→ **What the task asks**:
No record may be left out; print them all verbatim.

→ **Provided material**:
**********

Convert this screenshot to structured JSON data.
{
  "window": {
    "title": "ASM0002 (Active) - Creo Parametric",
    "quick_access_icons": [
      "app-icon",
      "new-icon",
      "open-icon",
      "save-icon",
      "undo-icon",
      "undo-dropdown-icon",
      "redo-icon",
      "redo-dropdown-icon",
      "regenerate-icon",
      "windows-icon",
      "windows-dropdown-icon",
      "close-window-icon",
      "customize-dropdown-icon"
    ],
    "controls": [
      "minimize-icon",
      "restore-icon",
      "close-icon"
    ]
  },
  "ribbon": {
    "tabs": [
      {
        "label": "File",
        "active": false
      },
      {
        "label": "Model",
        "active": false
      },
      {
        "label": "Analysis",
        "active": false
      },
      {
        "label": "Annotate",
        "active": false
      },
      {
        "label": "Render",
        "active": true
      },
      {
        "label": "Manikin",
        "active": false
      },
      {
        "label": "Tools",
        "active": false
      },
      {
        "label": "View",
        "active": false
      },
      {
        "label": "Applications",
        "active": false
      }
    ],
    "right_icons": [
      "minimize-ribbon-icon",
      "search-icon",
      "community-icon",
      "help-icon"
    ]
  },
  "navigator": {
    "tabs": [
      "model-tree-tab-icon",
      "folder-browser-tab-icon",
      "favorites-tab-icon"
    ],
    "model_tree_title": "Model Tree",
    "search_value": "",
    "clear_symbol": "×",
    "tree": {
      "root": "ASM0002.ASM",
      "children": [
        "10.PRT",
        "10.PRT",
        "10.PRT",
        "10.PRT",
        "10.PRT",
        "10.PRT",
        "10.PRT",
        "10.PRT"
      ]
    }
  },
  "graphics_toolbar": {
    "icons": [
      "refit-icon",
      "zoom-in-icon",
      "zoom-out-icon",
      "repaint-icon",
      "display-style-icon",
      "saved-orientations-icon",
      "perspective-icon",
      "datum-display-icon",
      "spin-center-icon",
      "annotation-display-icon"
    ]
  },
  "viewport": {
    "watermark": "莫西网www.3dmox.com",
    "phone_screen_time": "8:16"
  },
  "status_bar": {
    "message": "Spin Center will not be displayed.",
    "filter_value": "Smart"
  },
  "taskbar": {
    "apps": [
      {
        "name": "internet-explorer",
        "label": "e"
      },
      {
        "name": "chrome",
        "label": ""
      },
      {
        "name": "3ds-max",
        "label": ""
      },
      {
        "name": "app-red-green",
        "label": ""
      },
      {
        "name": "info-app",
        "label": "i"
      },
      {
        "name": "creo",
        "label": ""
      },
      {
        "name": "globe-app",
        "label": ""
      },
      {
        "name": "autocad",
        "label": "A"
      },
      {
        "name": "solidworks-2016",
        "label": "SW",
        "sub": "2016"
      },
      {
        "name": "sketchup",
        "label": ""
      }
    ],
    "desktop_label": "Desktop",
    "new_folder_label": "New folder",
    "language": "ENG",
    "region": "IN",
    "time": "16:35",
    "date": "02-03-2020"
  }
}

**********

→ **Response to the task**:
Convert this screenshot to structured JSON data.
{
  "window": {
    "title": "ASM0002 (Active) - Creo Parametric",
    "quick_access_icons": [
      "app-icon",
      "new-icon",
      "open-icon",
      "save-icon",
      "undo-icon",
      "undo-dropdown-icon",
      "redo-icon",
      "redo-dropdown-icon",
      "regenerate-icon",
      "windows-icon",
      "windows-dropdown-icon",
      "close-window-icon",
      "customize-dropdown-icon"
    ],
    "controls": [
      "minimize-icon",
      "restore-icon",
      "close-icon"
    ]
  },
  "ribbon": {
    "tabs": [
      {
        "label": "File",
        "active": false
      },
      {
        "label": "Model",
        "active": false
      },
      {
        "label": "Analysis",
        "active": false
      },
      {
        "label": "Annotate",
        "active": false
      },
      {
        "label": "Render",
        "active": true
      },
      {
        "label": "Manikin",
        "active": false
      },
      {
        "label": "Tools",
        "active": false
      },
      {
        "label": "View",
        "active": false
      },
      {
        "label": "Applications",
        "active": false
      }
    ],
    "right_icons": [
      "minimize-ribbon-icon",
      "search-icon",
      "community-icon",
      "help-icon"
    ]
  },
  "navigator": {
    "tabs": [
      "model-tree-tab-icon",
      "folder-browser-tab-icon",
      "favorites-tab-icon"
    ],
    "model_tree_title": "Model Tree",
    "search_value": "",
    "clear_symbol": "×",
    "tree": {
      "root": "ASM0002.ASM",
      "children": [
        "10.PRT",
        "10.PRT",
        "10.PRT",
        "10.PRT",
        "10.PRT",
        "10.PRT",
        "10.PRT",
        "10.PRT"
      ]
    }
  },
  "graphics_toolbar": {
    "icons": [
      "refit-icon",
      "zoom-in-icon",
      "zoom-out-icon",
      "repaint-icon",
      "display-style-icon",
      "saved-orientations-icon",
      "perspective-icon",
      "datum-display-icon",
      "spin-center-icon",
      "annotation-display-icon"
    ]
  },
  "viewport": {
    "watermark": "莫西网www.3dmox.com",
    "phone_screen_time": "8:16"
  },
  "status_bar": {
    "message": "Spin Center will not be displayed.",
    "filter_value": "Smart"
  },
  "taskbar": {
    "apps": [
      {
        "name": "internet-explorer",
        "label": "e"
      },
      {
        "name": "chrome",
        "label": ""
      },
      {
        "name": "3ds-max",
        "label": ""
      },
      {
        "name": "app-red-green",
        "label": ""
      },
      {
        "name": "info-app",
        "label": "i"
      },
      {
        "name": "creo",
        "label": ""
      },
      {
        "name": "globe-app",
        "label": ""
      },
      {
        "name": "autocad",
        "label": "A"
      },
      {
        "name": "solidworks-2016",
        "label": "SW",
        "sub": "2016"
      },
      {
        "name": "sketchup",
        "label": ""
      }
    ],
    "desktop_label": "Desktop",
    "new_folder_label": "New folder",
    "language": "ENG",
    "region": "IN",
    "time": "16:35",
    "date": "02-03-2020"
  }
}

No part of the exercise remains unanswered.